• [Work task]
Which lines of the data contain the string "Labels"? Show each of them.

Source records
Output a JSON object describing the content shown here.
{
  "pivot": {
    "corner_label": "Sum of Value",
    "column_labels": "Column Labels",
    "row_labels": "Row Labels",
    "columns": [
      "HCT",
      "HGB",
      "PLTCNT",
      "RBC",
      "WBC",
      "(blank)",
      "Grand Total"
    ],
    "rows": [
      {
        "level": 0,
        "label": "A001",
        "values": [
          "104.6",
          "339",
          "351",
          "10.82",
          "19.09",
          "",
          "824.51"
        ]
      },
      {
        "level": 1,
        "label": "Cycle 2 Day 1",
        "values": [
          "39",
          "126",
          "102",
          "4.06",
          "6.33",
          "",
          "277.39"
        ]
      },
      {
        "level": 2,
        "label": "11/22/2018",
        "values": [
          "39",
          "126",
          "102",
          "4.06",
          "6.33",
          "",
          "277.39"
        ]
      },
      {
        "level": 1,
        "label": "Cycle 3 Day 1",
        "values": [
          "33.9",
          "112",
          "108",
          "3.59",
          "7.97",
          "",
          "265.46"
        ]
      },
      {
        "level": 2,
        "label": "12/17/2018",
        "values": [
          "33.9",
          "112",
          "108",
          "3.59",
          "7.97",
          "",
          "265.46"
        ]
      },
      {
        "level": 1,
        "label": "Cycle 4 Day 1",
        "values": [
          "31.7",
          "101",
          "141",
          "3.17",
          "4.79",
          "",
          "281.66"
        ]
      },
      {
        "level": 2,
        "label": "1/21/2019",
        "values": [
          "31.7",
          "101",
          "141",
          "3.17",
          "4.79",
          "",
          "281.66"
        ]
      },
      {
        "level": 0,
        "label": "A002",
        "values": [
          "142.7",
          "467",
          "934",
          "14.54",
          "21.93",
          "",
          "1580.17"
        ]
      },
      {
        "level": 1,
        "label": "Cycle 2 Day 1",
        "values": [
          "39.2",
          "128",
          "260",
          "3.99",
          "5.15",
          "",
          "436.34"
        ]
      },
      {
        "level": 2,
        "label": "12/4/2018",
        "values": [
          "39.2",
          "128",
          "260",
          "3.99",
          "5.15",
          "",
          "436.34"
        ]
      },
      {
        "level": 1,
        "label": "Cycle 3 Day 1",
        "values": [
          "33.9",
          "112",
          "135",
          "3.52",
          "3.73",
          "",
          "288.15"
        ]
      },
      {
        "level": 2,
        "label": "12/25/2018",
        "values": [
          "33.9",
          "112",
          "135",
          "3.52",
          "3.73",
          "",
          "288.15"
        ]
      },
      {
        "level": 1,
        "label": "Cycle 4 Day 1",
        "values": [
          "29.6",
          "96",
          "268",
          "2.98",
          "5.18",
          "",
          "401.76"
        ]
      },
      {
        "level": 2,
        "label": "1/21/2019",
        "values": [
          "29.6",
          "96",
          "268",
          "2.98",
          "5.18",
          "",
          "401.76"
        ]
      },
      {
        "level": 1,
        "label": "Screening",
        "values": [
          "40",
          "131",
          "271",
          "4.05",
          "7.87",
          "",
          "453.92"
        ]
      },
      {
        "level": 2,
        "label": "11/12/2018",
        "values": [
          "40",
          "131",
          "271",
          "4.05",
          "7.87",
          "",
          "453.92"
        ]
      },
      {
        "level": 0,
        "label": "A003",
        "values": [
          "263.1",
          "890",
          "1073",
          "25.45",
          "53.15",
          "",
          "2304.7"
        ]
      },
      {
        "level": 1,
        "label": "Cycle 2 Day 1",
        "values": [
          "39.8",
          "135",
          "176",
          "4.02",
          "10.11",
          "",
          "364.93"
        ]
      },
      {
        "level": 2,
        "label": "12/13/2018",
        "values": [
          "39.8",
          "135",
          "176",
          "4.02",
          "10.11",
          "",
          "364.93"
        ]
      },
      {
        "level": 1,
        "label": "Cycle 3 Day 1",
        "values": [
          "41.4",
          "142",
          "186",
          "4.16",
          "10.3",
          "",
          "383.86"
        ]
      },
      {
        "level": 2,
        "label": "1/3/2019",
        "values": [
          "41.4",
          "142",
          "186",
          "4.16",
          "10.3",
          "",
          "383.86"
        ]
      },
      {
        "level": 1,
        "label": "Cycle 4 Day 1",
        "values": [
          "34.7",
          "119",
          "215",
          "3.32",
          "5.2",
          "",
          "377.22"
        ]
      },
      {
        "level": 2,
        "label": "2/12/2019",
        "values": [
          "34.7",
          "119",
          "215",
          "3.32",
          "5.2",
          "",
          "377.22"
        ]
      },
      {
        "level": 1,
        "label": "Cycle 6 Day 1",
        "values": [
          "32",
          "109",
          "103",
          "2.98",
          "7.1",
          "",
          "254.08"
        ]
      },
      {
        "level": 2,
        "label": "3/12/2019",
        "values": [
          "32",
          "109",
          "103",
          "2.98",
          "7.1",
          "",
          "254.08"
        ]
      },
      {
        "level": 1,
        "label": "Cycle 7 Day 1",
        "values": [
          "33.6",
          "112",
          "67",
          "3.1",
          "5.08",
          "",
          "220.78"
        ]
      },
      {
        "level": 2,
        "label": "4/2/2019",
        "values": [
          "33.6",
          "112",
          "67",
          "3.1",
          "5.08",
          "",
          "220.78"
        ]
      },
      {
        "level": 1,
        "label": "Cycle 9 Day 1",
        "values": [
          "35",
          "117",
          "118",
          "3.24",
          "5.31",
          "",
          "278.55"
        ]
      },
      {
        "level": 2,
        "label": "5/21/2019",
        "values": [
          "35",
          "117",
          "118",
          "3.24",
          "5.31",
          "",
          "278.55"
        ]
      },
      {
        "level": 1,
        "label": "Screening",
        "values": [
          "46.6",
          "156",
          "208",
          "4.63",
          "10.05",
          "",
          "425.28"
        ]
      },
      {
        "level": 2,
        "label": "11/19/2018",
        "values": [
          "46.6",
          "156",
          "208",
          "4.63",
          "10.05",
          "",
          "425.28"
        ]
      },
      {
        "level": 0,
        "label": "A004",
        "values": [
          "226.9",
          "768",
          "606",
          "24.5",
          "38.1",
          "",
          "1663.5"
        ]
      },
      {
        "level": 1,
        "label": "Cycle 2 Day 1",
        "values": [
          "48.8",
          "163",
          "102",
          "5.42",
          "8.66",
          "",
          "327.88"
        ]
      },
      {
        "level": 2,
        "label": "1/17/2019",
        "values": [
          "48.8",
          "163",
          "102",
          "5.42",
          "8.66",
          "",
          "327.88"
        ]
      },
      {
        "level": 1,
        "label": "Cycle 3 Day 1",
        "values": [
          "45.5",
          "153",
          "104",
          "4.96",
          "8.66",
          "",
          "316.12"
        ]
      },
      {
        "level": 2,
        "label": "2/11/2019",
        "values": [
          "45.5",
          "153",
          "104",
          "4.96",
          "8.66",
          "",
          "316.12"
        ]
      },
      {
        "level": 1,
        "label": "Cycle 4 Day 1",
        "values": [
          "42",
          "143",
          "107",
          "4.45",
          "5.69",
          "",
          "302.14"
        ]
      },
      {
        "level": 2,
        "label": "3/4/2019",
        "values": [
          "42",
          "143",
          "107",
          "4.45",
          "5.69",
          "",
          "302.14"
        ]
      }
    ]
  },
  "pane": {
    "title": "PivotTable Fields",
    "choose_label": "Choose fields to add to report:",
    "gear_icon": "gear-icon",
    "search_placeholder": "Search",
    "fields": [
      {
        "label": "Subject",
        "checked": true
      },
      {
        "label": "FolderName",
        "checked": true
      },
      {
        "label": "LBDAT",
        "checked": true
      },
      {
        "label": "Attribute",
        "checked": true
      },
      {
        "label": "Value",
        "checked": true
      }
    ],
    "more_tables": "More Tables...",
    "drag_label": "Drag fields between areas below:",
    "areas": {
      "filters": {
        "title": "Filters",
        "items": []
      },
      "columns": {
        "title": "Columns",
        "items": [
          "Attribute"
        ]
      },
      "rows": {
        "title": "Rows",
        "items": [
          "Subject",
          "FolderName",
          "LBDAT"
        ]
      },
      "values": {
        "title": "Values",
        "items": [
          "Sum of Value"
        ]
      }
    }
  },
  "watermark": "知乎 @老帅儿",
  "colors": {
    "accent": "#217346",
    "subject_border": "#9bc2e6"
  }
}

• [Output]
    "column_labels": "Column Labels",
    "row_labels": "Row Labels",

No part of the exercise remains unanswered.